Every line of the following records that includes "этой" should be copied.

**** DATA FOR THIS TASK ****

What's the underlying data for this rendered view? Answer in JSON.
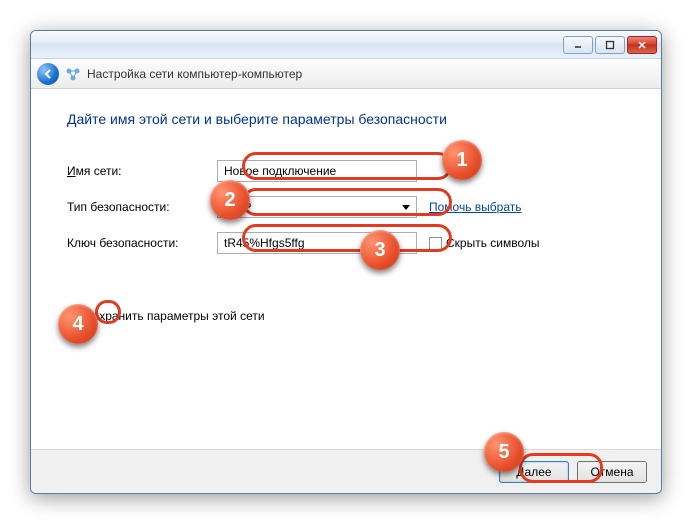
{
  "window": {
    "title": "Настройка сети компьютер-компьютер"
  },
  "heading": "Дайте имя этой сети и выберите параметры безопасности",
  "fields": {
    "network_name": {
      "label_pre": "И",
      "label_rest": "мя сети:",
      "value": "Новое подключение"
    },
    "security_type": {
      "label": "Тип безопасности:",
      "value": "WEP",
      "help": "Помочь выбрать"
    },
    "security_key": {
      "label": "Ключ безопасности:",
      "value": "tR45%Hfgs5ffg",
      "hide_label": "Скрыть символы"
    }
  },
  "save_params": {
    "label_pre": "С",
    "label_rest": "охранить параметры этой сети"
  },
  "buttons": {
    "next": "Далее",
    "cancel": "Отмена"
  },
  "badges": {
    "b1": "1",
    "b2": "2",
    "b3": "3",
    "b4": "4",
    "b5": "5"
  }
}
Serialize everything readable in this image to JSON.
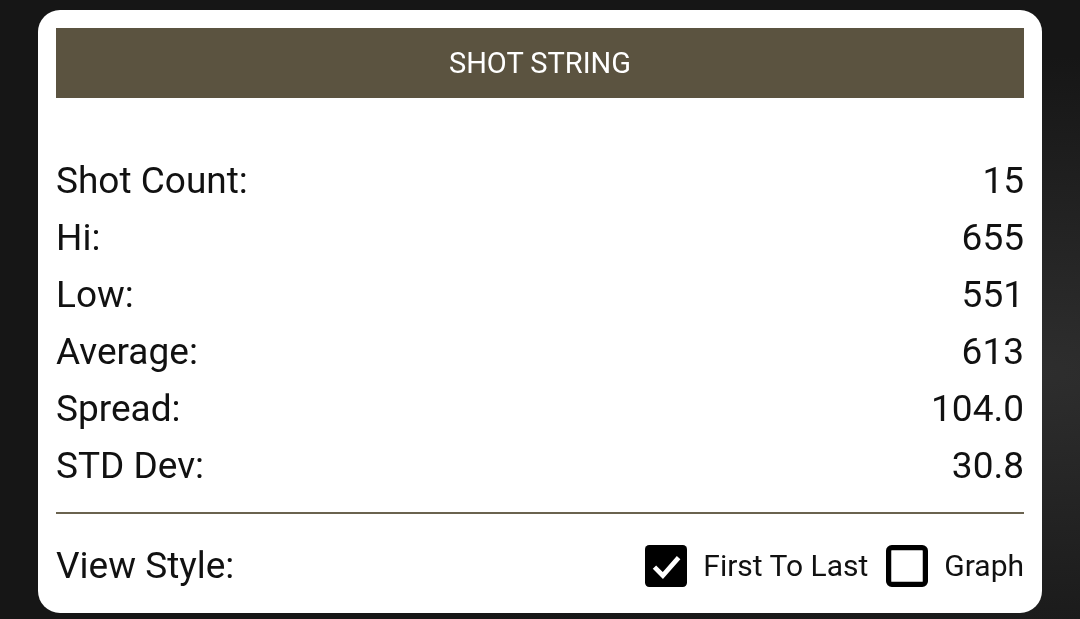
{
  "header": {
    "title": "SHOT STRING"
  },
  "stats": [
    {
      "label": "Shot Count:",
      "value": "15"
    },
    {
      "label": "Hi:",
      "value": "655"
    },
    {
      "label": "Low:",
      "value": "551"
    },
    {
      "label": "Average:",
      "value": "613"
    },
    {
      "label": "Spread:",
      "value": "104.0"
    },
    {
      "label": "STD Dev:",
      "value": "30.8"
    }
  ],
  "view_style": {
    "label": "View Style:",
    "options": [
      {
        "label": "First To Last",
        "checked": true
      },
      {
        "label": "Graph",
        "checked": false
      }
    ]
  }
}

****

• [FINAL ANSWER]:
  "heading": "Дайте имя этой сети и выберите параметры безопасности",
    "label_rest": "охранить параметры этой сети"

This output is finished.